If you have been following my blogs, you know that I am starting back into sculpting. In my endeavor to get back into this I have been searching web sites and YouTube Videos about sculpting. One of particular interest to me is an artist named David Lemon, who sculpts mostly Native American Indian pieces. He does a marvellous job. (Give him a Google.)
As I was watching him sculpt and hearing his explanation of what he was doing, he revealed that he preferred to use Super Sculpey Grey Firm clay. I have used some sculpey before but not the grey firm. This stuff breaks off in your hand. In fact, you must cut this brick into small slabs and hold them in your hand to warm them up before they become suitable for anything.
Today I started just working with the clay – making it pliable enough to work with.
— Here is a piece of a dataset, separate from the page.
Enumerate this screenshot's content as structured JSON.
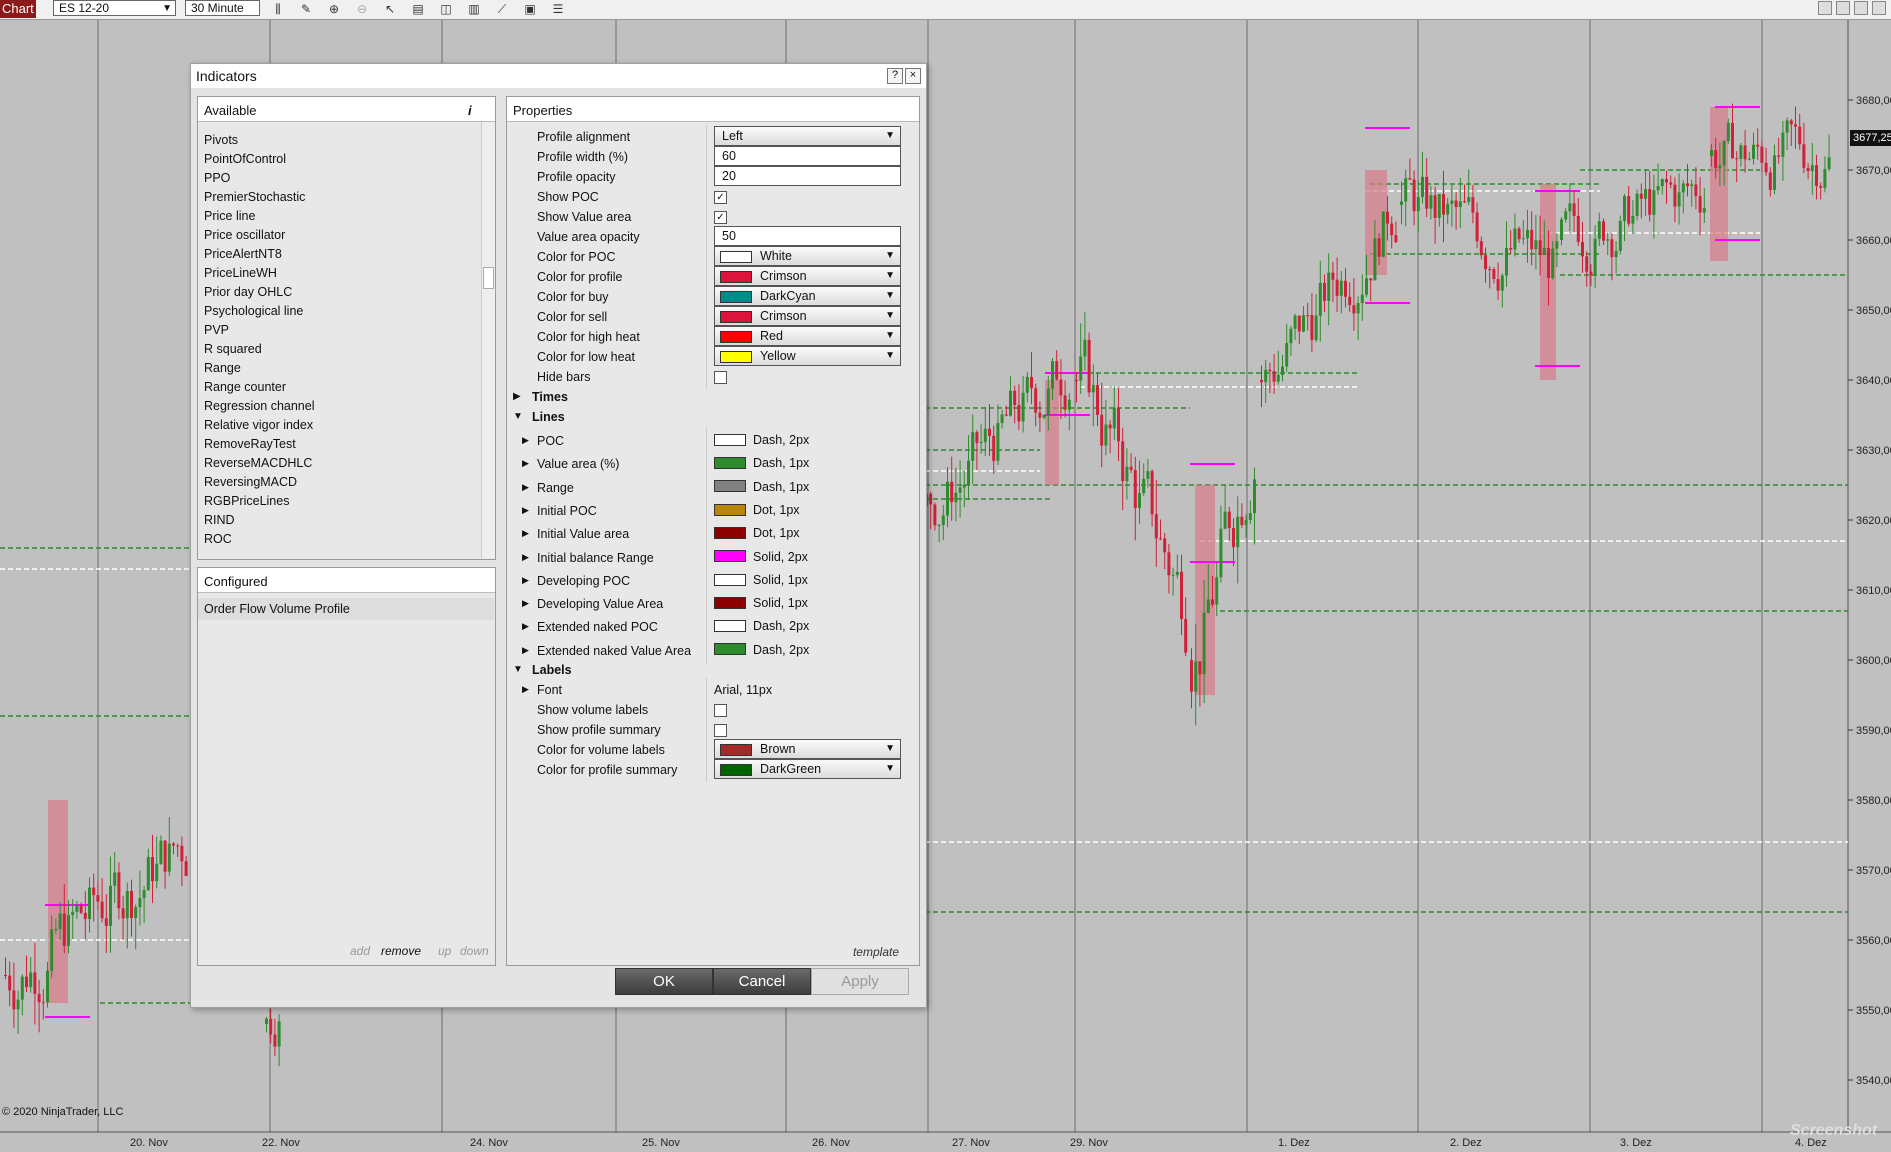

It was crumbly, almost like a cracker. I would take a small piece and knead it over and over and over (for over an hour) before it became soft enough to use.
We in the Christian Faith know about being clay in the potters hands. Not until today did I really realize what that actually meant. You see, I have always used soft clay. It was already pliable. All the potter had to do was mold the clay into the right image. Today I learned that there is more to it than that.
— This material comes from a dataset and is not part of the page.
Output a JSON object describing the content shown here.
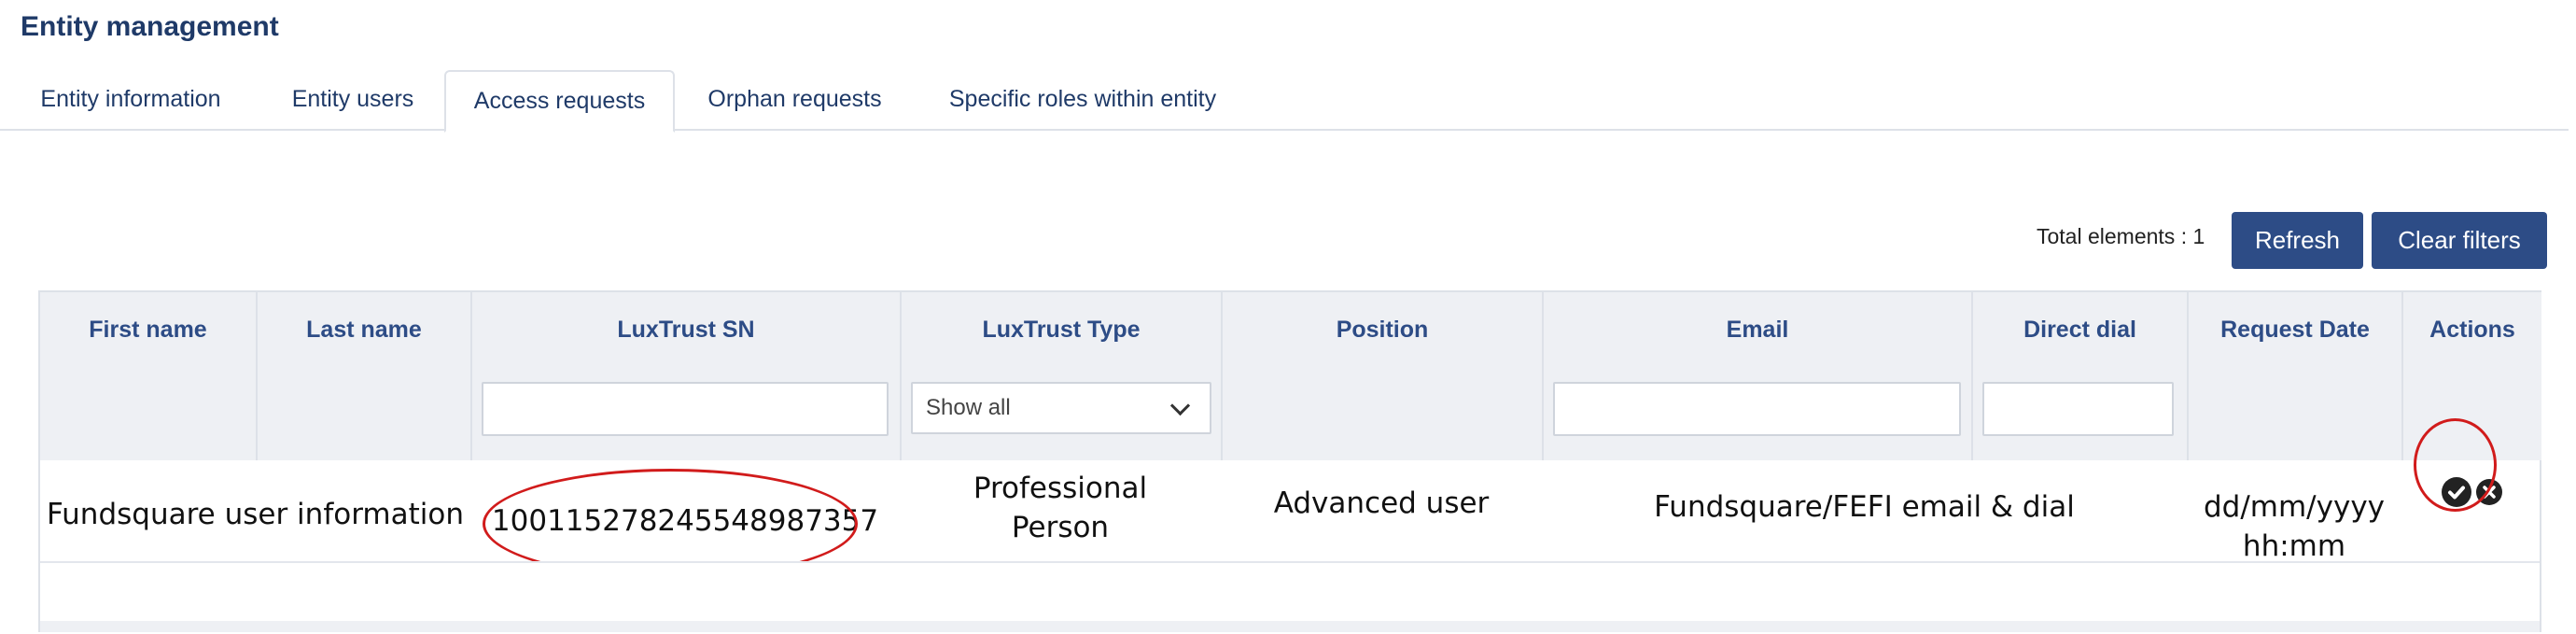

Until we place ourselves in the Master’s hands to be made warm and pliable – ready to be used, we are of little good in becoming that which the Potter wants or needs to make of us. John Wesley was an educated man, priest of the church, with a method about his spiritual practices that would put us all to shame. He realized that the clay of his heart was strangely warmed as he joined a little group of people at a vespers service at Aldersgate Church and listened to Luther’s preface to Romans read out loud. It was then he knew for sure that he was saved by God’s grace alone – not his own works.
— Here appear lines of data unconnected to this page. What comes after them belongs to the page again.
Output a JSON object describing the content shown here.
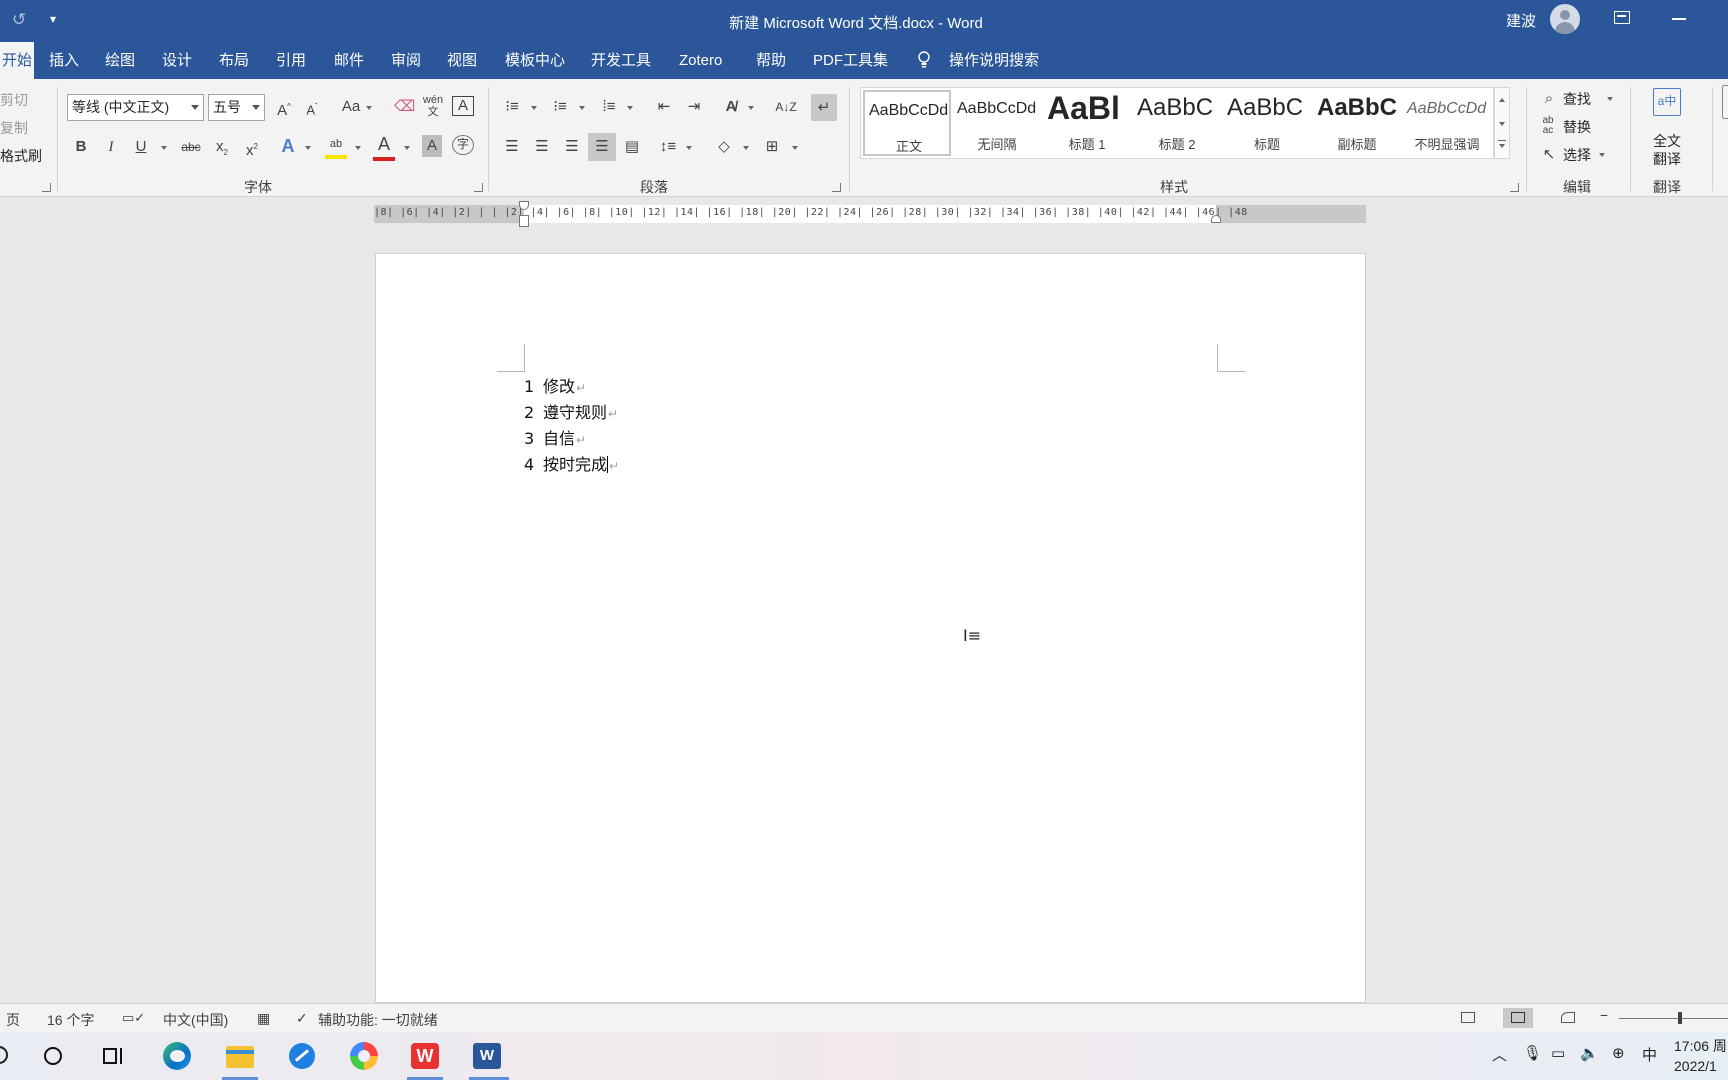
{
  "titlebar": {
    "title": "新建 Microsoft Word 文档.docx  -  Word",
    "user": "建波"
  },
  "tabs": [
    "开始",
    "插入",
    "绘图",
    "设计",
    "布局",
    "引用",
    "邮件",
    "审阅",
    "视图",
    "模板中心",
    "开发工具",
    "Zotero",
    "帮助",
    "PDF工具集",
    "操作说明搜索"
  ],
  "clipboard": {
    "cut": "剪切",
    "copy": "复制",
    "format_painter": "格式刷"
  },
  "font": {
    "name": "等线 (中文正文)",
    "size": "五号",
    "group_label": "字体",
    "bold": "B",
    "italic": "I",
    "underline": "U",
    "strike": "abc",
    "case": "Aa",
    "pinyin": "wén",
    "font_color_letter": "A",
    "highlight_color": "#f5e600",
    "font_color": "#d42020"
  },
  "paragraph": {
    "group_label": "段落"
  },
  "styles": {
    "group_label": "样式",
    "items": [
      {
        "sample": "AaBbCcDd",
        "name": "正文"
      },
      {
        "sample": "AaBbCcDd",
        "name": "无间隔"
      },
      {
        "sample": "AaBl",
        "name": "标题 1"
      },
      {
        "sample": "AaBbC",
        "name": "标题 2"
      },
      {
        "sample": "AaBbC",
        "name": "标题"
      },
      {
        "sample": "AaBbC",
        "name": "副标题"
      },
      {
        "sample": "AaBbCcDd",
        "name": "不明显强调"
      }
    ]
  },
  "editing": {
    "group_label": "编辑",
    "find": "查找",
    "replace": "替换",
    "select": "选择"
  },
  "translate": {
    "group_label": "翻译",
    "full_line1": "全文",
    "full_line2": "翻译"
  },
  "ruler": {
    "ticks": "|8|  |6|  |4|  |2|  | |  |2|  |4|  |6|  |8|  |10|  |12|  |14|  |16|  |18|  |20|  |22|  |24|  |26|  |28|  |30|  |32|  |34|  |36|  |38|  |40|  |42|  |44|  |46|  |48"
  },
  "document": {
    "items": [
      {
        "num": "1",
        "text": "修改"
      },
      {
        "num": "2",
        "text": "遵守规则"
      },
      {
        "num": "3",
        "text": "自信"
      },
      {
        "num": "4",
        "text": "按时完成"
      }
    ],
    "paragraph_mark": "↵"
  },
  "statusbar": {
    "page": "页",
    "words": "16 个字",
    "language": "中文(中国)",
    "accessibility": "辅助功能: 一切就绪"
  },
  "taskbar": {
    "time": "17:06 周",
    "date": "2022/1",
    "ime": "中",
    "apps": [
      "cortana",
      "task-view",
      "edge",
      "file-explorer",
      "feishu",
      "color-app",
      "wps",
      "word"
    ]
  },
  "colors": {
    "word_blue": "#2b579a",
    "ribbon_bg": "#f3f3f3"
  }
}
Forgive me for this wording, but I really believe that before Aldersgate Wesley walked with God. After Aldersgate Wesley walked in God. Before, he was striving to be obedient. After, he was striving to allow God to work through him. The clay was firmly in God’s loving and gracious hands.
Dear Lord, thank you for teaching an old dog some new insight into faith and grace. Take my life in the palm of your hand and warm me – knead me – until I can be more fully used to become what you have called me to be, in and through Jesus. Amen.
Grace and Peace